▶ Exercise: Which lines in the data below contain the word "subtitle"? Copy each of them.

::::

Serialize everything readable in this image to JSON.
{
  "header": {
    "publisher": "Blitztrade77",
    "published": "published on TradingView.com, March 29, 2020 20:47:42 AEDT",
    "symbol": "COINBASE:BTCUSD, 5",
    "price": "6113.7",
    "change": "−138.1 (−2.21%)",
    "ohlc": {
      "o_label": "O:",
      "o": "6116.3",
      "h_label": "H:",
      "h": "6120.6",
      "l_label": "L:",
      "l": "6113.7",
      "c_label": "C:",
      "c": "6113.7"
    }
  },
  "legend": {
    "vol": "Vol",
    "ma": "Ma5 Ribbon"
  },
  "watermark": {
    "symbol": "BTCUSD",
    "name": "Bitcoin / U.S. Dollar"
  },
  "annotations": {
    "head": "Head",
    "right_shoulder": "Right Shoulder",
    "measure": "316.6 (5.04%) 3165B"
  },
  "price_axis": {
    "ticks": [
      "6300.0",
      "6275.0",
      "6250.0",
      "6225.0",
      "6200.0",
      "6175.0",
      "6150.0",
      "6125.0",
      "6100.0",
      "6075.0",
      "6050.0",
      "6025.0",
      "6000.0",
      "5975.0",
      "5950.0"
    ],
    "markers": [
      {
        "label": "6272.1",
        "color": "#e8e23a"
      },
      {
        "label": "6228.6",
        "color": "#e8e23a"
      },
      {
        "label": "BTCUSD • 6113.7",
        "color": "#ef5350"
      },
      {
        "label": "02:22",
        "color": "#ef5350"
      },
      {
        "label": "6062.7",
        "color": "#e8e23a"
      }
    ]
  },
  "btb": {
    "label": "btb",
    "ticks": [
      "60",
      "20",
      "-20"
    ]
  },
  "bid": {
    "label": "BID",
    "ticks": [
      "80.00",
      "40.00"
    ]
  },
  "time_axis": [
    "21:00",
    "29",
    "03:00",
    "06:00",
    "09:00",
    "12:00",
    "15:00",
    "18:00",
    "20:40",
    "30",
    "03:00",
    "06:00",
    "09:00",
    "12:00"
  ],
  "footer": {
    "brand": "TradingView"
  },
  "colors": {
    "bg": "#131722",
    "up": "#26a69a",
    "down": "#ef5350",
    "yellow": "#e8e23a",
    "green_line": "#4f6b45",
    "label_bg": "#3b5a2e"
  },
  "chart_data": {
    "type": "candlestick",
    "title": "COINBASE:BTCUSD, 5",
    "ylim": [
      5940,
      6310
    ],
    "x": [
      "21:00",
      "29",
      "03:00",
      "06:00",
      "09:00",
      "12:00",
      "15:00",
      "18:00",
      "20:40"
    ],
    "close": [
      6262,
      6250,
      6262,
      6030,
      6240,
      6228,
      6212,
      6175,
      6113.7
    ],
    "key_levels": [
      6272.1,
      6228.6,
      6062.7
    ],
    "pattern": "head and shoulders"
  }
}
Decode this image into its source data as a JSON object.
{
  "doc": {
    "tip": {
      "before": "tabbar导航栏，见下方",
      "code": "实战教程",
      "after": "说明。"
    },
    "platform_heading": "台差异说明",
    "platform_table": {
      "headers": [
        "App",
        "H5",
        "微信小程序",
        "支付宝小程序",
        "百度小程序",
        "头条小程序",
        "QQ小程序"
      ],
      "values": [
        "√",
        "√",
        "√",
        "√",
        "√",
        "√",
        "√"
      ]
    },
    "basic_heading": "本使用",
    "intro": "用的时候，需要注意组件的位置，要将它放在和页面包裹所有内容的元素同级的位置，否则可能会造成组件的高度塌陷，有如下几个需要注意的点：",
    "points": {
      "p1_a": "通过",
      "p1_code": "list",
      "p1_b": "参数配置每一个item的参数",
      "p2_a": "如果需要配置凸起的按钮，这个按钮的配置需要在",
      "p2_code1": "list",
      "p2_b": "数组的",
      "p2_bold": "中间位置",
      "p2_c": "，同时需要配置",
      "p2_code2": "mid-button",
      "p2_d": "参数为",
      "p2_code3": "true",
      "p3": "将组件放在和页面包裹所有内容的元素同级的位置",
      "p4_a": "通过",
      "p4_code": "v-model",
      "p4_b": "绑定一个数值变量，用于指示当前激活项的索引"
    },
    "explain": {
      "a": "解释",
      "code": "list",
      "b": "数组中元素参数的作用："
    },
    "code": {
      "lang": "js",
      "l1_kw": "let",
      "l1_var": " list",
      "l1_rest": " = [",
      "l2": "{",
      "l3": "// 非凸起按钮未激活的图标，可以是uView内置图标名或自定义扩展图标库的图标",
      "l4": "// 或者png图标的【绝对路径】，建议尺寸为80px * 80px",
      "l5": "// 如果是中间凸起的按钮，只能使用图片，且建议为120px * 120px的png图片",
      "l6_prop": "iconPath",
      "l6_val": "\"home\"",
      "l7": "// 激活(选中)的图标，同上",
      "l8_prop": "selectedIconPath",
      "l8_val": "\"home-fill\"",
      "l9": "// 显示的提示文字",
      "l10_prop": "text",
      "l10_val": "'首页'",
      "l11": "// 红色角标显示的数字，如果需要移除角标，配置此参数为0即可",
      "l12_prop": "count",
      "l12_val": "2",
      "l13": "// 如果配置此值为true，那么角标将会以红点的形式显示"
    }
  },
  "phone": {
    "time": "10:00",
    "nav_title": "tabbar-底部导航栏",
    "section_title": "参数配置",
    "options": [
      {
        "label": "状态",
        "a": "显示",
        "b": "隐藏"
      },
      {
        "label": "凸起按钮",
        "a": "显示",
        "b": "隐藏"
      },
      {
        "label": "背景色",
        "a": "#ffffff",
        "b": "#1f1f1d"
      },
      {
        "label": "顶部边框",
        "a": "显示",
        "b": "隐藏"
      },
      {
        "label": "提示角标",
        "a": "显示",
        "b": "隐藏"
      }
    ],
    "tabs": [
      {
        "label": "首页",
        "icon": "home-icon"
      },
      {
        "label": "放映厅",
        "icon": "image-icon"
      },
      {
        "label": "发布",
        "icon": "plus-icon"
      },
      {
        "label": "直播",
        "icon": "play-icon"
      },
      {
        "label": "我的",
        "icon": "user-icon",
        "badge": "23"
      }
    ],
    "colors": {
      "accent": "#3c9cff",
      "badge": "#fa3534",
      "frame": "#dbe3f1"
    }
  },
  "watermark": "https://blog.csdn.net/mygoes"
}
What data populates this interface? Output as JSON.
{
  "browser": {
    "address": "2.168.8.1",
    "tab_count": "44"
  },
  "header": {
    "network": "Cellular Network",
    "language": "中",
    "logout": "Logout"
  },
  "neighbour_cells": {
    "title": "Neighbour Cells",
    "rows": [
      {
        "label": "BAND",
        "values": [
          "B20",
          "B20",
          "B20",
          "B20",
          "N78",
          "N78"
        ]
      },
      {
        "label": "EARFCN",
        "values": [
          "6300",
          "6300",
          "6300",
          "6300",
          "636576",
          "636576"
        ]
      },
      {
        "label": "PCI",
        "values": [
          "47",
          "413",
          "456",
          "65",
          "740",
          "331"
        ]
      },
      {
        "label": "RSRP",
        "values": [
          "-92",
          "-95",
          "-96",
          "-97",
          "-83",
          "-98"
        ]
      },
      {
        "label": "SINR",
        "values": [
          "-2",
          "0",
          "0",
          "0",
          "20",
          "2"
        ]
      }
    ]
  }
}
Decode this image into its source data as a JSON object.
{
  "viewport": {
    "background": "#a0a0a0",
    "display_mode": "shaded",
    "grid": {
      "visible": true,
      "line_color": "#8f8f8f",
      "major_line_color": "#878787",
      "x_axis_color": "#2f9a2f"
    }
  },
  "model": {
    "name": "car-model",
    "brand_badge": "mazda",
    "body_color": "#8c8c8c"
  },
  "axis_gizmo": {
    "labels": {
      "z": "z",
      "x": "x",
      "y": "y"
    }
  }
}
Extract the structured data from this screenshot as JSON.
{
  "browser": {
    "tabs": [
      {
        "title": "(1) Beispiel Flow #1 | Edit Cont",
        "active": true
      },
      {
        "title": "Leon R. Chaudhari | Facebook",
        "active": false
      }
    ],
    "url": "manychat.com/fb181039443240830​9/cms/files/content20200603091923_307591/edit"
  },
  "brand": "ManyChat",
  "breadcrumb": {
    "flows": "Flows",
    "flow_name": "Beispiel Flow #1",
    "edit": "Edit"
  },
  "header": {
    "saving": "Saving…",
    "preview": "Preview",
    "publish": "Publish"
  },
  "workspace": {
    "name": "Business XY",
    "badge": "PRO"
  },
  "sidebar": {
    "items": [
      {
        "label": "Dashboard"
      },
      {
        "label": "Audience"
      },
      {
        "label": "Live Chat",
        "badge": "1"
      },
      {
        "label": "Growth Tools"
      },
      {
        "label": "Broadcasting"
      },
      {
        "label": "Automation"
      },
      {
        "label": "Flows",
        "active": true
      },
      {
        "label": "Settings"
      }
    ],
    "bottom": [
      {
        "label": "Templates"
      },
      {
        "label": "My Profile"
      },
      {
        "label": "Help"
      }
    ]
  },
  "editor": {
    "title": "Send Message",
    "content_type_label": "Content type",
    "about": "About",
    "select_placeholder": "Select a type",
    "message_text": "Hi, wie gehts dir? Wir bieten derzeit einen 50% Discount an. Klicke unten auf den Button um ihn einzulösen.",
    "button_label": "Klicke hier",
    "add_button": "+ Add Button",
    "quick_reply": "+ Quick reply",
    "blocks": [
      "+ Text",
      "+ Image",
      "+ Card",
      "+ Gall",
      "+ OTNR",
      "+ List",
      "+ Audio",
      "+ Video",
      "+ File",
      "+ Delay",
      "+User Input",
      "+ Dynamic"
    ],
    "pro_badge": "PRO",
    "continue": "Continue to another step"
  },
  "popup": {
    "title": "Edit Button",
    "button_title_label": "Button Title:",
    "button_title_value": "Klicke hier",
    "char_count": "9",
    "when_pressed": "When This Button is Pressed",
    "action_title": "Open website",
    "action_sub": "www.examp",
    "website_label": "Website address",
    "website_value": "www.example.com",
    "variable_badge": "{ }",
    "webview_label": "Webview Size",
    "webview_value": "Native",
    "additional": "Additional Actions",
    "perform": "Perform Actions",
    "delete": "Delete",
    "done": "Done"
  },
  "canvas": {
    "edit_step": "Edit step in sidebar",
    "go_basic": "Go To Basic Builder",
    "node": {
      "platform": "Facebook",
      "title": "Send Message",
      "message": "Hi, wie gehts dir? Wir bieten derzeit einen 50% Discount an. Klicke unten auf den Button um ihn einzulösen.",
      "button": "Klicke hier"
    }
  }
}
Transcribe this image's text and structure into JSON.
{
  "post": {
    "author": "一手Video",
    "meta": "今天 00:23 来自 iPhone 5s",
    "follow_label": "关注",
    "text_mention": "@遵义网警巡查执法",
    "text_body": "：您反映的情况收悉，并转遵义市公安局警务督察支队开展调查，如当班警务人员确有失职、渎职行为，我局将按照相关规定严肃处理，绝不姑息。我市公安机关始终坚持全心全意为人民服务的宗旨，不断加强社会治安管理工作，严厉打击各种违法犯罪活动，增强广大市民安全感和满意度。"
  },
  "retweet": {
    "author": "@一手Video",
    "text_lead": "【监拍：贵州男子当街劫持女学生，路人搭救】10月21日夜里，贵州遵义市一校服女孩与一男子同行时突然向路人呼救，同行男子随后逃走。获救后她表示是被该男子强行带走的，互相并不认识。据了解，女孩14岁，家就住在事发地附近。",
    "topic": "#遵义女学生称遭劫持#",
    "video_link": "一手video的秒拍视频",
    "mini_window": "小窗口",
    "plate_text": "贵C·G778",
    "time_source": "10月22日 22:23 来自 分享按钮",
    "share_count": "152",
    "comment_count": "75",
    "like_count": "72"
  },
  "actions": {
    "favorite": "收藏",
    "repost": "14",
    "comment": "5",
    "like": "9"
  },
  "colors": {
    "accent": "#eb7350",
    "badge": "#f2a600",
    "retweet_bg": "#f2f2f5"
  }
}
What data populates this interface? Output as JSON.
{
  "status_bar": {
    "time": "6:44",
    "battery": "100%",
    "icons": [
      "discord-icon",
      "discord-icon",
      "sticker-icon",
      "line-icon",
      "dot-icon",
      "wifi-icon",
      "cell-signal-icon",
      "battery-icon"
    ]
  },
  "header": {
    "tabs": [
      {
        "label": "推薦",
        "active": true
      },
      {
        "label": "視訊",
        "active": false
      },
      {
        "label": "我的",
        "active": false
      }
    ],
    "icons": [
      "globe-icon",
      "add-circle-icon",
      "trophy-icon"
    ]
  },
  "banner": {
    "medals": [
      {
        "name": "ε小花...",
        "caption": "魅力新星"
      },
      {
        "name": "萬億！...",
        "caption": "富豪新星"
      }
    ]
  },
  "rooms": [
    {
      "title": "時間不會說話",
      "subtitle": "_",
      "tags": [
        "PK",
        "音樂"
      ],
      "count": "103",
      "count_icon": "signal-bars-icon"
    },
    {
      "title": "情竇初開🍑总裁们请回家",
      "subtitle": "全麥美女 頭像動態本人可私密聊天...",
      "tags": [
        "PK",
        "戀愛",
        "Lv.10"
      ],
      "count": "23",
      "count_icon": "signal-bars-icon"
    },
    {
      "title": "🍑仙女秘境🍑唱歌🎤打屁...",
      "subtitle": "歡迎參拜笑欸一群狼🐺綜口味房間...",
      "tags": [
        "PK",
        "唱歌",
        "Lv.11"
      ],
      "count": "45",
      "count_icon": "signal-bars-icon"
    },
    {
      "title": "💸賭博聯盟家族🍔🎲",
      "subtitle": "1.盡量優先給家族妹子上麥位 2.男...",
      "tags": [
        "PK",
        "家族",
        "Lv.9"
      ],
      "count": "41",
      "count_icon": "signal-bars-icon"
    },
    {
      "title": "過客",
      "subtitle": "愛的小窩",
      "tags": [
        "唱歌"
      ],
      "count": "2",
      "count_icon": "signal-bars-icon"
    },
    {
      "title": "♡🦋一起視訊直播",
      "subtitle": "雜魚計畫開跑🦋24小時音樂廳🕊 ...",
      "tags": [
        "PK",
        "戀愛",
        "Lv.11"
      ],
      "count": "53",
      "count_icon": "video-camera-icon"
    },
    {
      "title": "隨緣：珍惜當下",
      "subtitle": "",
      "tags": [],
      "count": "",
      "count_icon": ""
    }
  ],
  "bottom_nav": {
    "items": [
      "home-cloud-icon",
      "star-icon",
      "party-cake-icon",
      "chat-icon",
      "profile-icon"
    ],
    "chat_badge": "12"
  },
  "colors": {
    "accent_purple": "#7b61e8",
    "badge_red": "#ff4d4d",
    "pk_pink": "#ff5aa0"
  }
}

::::

▶ Response:
      "subtitle": "_",
      "subtitle": "全麥美女 頭像動態本人可私密聊天...",
      "subtitle": "歡迎參拜笑欸一群狼🐺綜口味房間...",
      "subtitle": "1.盡量優先給家族妹子上麥位 2.男...",
      "subtitle": "愛的小窩",
      "subtitle": "雜魚計畫開跑🦋24小時音樂廳🕊 ...",
      "subtitle": "",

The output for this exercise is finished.